- Information supplied -
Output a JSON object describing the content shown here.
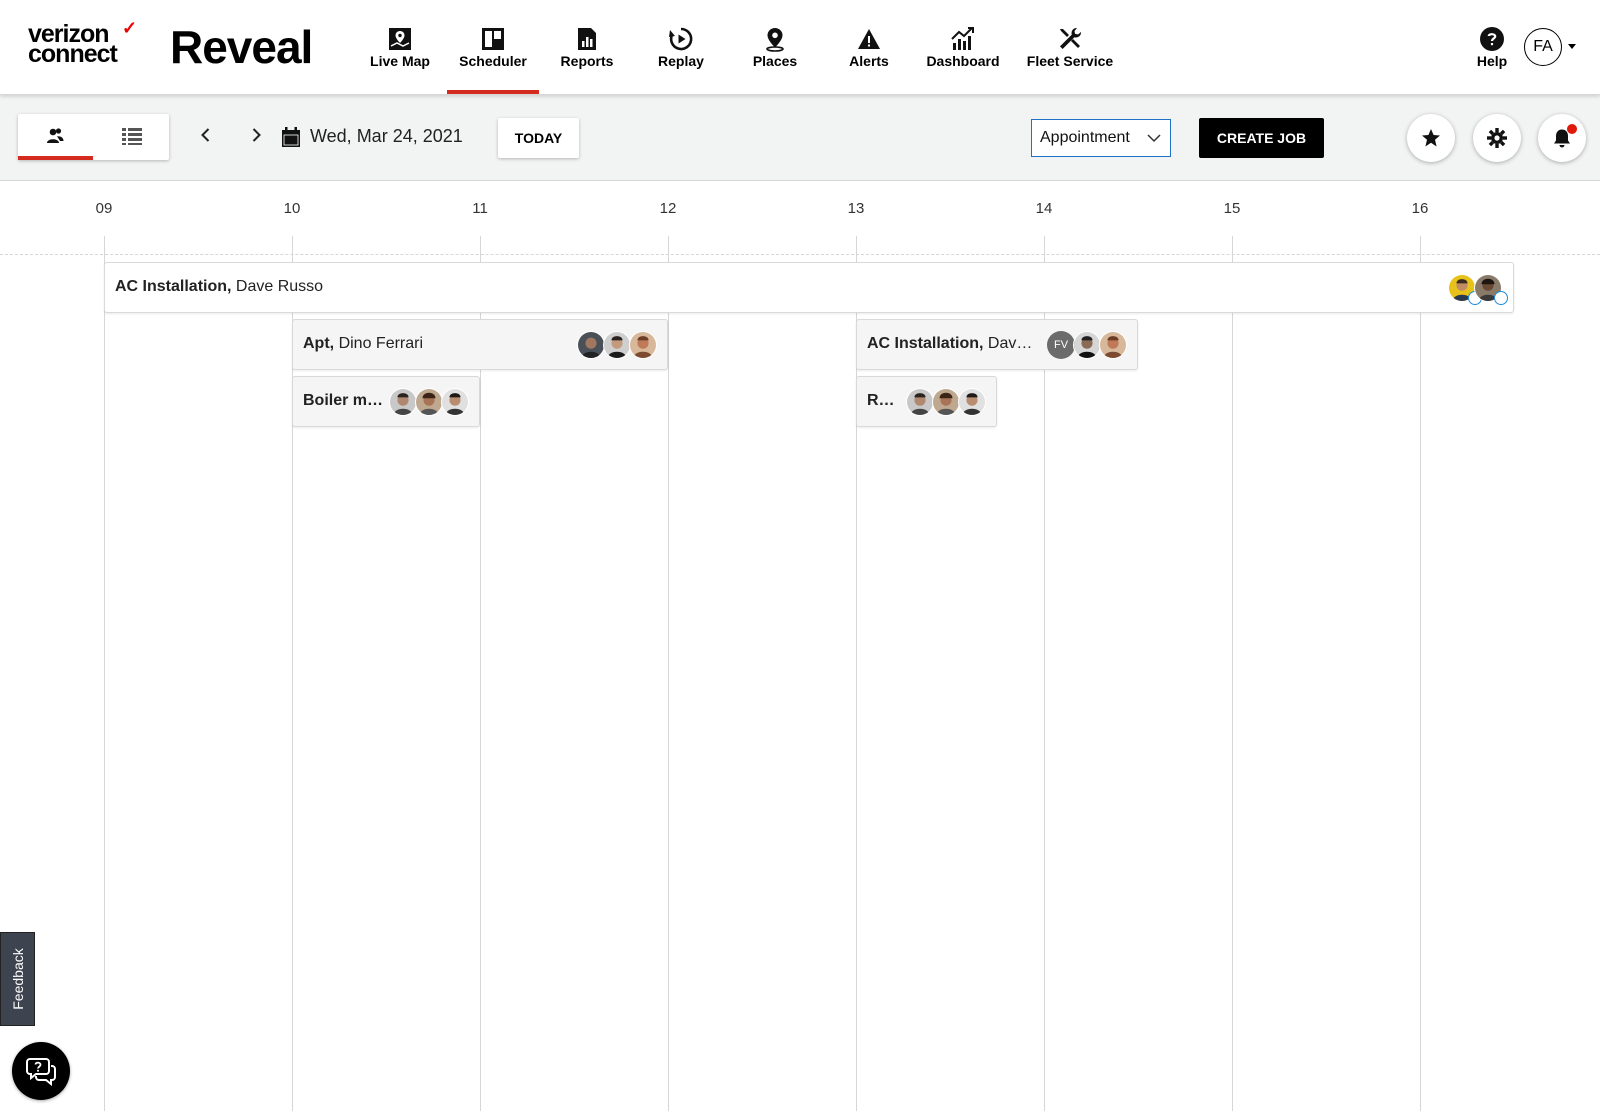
{
  "brand": {
    "line1": "verizon",
    "line2": "connect",
    "check": "✓",
    "product": "Reveal"
  },
  "nav": [
    {
      "label": "Live Map",
      "icon": "map-icon"
    },
    {
      "label": "Scheduler",
      "icon": "scheduler-icon",
      "active": true
    },
    {
      "label": "Reports",
      "icon": "reports-icon"
    },
    {
      "label": "Replay",
      "icon": "replay-icon"
    },
    {
      "label": "Places",
      "icon": "places-icon"
    },
    {
      "label": "Alerts",
      "icon": "alert-icon"
    },
    {
      "label": "Dashboard",
      "icon": "dashboard-icon"
    },
    {
      "label": "Fleet Service",
      "icon": "wrench-icon"
    }
  ],
  "help": {
    "label": "Help"
  },
  "user": {
    "initials": "FA"
  },
  "toolbar": {
    "date": "Wed, Mar 24, 2021",
    "today_label": "TODAY",
    "job_type": "Appointment",
    "create_label": "CREATE JOB"
  },
  "timeline": {
    "hours": [
      "09",
      "10",
      "11",
      "12",
      "13",
      "14",
      "15",
      "16"
    ]
  },
  "jobs": [
    {
      "title": "AC Installation,",
      "customer": "Dave Russo"
    },
    {
      "title": "Apt,",
      "customer": "Dino Ferrari"
    },
    {
      "title": "Boiler m…",
      "customer": ""
    },
    {
      "title": "AC Installation,",
      "customer": "Dav…"
    },
    {
      "title": "R…",
      "customer": ""
    }
  ],
  "assignee_initials": "FV",
  "feedback_label": "Feedback",
  "colors": {
    "accent": "#d52b1e",
    "select_border": "#1e73c9",
    "primary_button": "#000000"
  }
}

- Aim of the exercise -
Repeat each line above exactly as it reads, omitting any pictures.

- Exercise answer -
Output a JSON object describing the content shown here.
{
  "brand": {
    "line1": "verizon",
    "line2": "connect",
    "check": "✓",
    "product": "Reveal"
  },
  "nav": [
    {
      "label": "Live Map",
      "icon": "map-icon"
    },
    {
      "label": "Scheduler",
      "icon": "scheduler-icon",
      "active": true
    },
    {
      "label": "Reports",
      "icon": "reports-icon"
    },
    {
      "label": "Replay",
      "icon": "replay-icon"
    },
    {
      "label": "Places",
      "icon": "places-icon"
    },
    {
      "label": "Alerts",
      "icon": "alert-icon"
    },
    {
      "label": "Dashboard",
      "icon": "dashboard-icon"
    },
    {
      "label": "Fleet Service",
      "icon": "wrench-icon"
    }
  ],
  "help": {
    "label": "Help"
  },
  "user": {
    "initials": "FA"
  },
  "toolbar": {
    "date": "Wed, Mar 24, 2021",
    "today_label": "TODAY",
    "job_type": "Appointment",
    "create_label": "CREATE JOB"
  },
  "timeline": {
    "hours": [
      "09",
      "10",
      "11",
      "12",
      "13",
      "14",
      "15",
      "16"
    ]
  },
  "jobs": [
    {
      "title": "AC Installation,",
      "customer": "Dave Russo"
    },
    {
      "title": "Apt,",
      "customer": "Dino Ferrari"
    },
    {
      "title": "Boiler m…",
      "customer": ""
    },
    {
      "title": "AC Installation,",
      "customer": "Dav…"
    },
    {
      "title": "R…",
      "customer": ""
    }
  ],
  "assignee_initials": "FV",
  "feedback_label": "Feedback",
  "colors": {
    "accent": "#d52b1e",
    "select_border": "#1e73c9",
    "primary_button": "#000000"
  }
}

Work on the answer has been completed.